Below are lines of data. Give the number of them that contain the string "Setup", and nothing else.

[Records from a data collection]
┌──

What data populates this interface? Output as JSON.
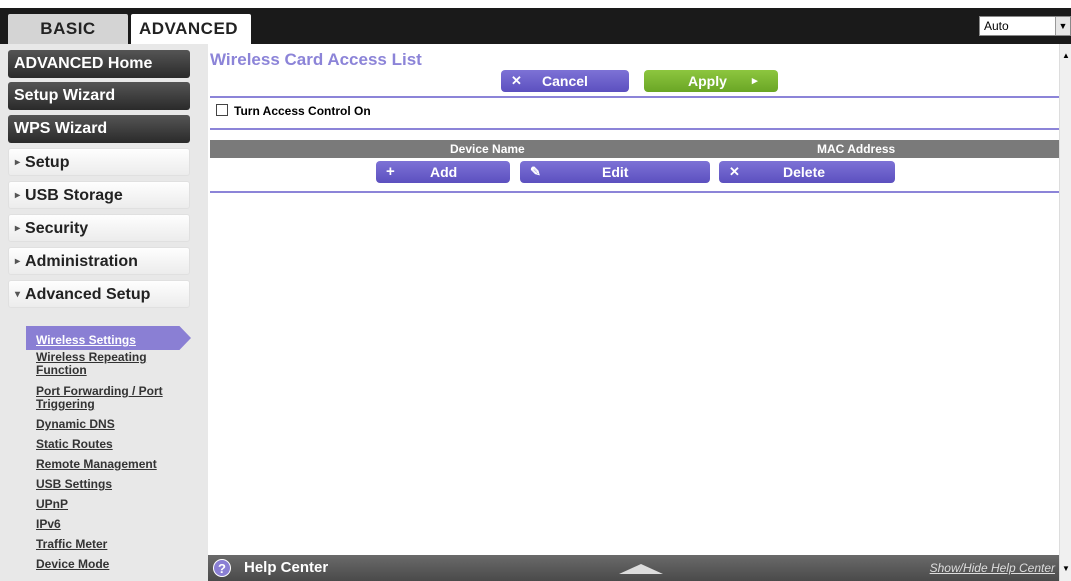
{
  "tabs": {
    "basic": "BASIC",
    "advanced": "ADVANCED"
  },
  "language": {
    "selected": "Auto",
    "arrow": "▼"
  },
  "sidebar": {
    "advanced_home": "ADVANCED Home",
    "setup_wizard": "Setup Wizard",
    "wps_wizard": "WPS Wizard",
    "setup": "Setup",
    "usb_storage": "USB Storage",
    "security": "Security",
    "administration": "Administration",
    "advanced_setup": "Advanced Setup",
    "collapsed_icon": "▸",
    "expanded_icon": "▾"
  },
  "submenu": {
    "wireless_settings": "Wireless Settings",
    "wireless_repeating_1": "Wireless Repeating",
    "wireless_repeating_2": "Function",
    "port_forwarding_1": "Port Forwarding / Port",
    "port_forwarding_2": "Triggering",
    "dynamic_dns": "Dynamic DNS",
    "static_routes": "Static Routes",
    "remote_management": "Remote Management",
    "usb_settings": "USB Settings",
    "upnp": "UPnP",
    "ipv6": "IPv6",
    "traffic_meter": "Traffic Meter",
    "device_mode": "Device Mode"
  },
  "main": {
    "title": "Wireless Card Access List",
    "cancel": "Cancel",
    "apply": "Apply",
    "access_control": "Turn Access Control On",
    "col_device_name": "Device Name",
    "col_mac_address": "MAC Address",
    "add": "Add",
    "edit": "Edit",
    "delete": "Delete",
    "icons": {
      "cancel": "✕",
      "apply": "▸",
      "add": "+",
      "edit": "✎",
      "delete": "✕"
    }
  },
  "help": {
    "icon": "?",
    "label": "Help Center",
    "toggle": "Show/Hide Help Center"
  },
  "colors": {
    "accent": "#8c84d8",
    "apply_green": "#7ab832",
    "dark_bar": "#1a1a1a"
  }
}
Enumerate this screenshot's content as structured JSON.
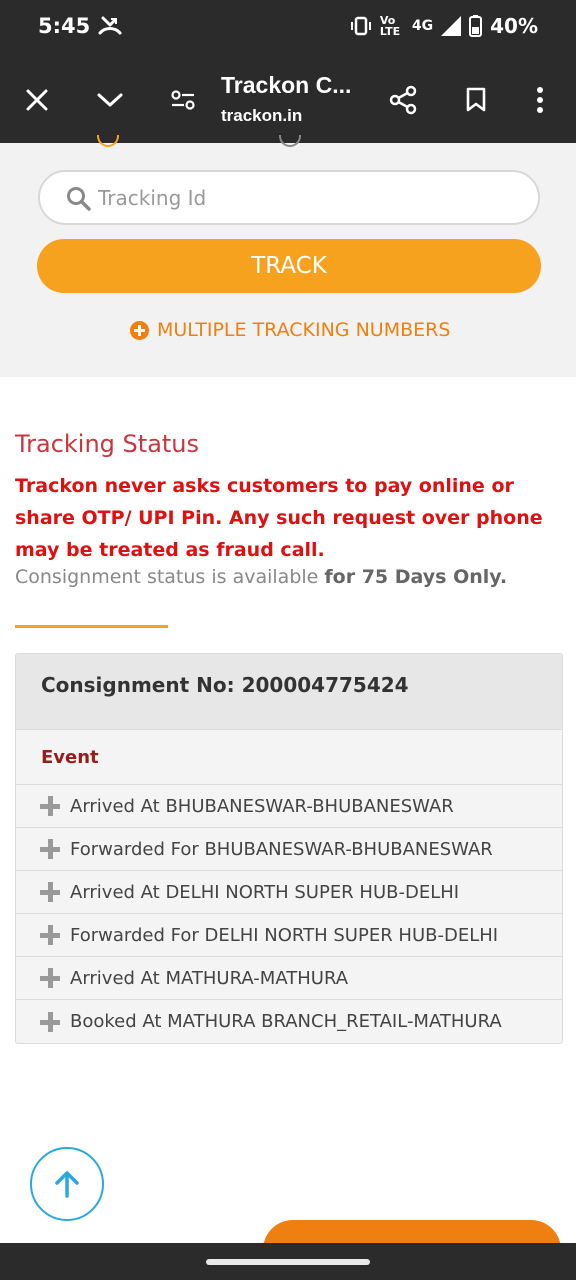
{
  "status_bar": {
    "time": "5:45",
    "network_volte": "Vo LTE",
    "network_type": "4G",
    "battery": "40%",
    "icons": [
      "missed-call-icon",
      "vibrate-icon",
      "signal-icon",
      "battery-icon"
    ]
  },
  "toolbar": {
    "title": "Trackon C...",
    "url": "trackon.in",
    "icons": [
      "close-icon",
      "chevron-down-icon",
      "site-settings-icon",
      "share-icon",
      "bookmark-icon",
      "more-vert-icon"
    ]
  },
  "search": {
    "placeholder": "Tracking Id",
    "track_label": "TRACK",
    "multiple_label": "MULTIPLE TRACKING NUMBERS"
  },
  "status": {
    "title": "Tracking Status",
    "fraud_note": "Trackon never asks customers to pay online or share OTP/ UPI Pin. Any such request over phone may be treated as fraud call.",
    "availability_prefix": "Consignment status is available ",
    "availability_bold": "for 75 Days Only."
  },
  "consignment": {
    "label": "Consignment No: 200004775424",
    "event_header": "Event",
    "events": [
      "Arrived At BHUBANESWAR-BHUBANESWAR",
      "Forwarded For BHUBANESWAR-BHUBANESWAR",
      "Arrived At DELHI NORTH SUPER HUB-DELHI",
      "Forwarded For DELHI NORTH SUPER HUB-DELHI",
      "Arrived At MATHURA-MATHURA",
      "Booked At MATHURA BRANCH_RETAIL-MATHURA"
    ]
  },
  "colors": {
    "accent_orange": "#f7a21e",
    "link_orange": "#f07f12",
    "title_red": "#c9363f",
    "warning_red": "#e01010",
    "scroll_blue": "#29a8e0"
  }
}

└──

Task response: 3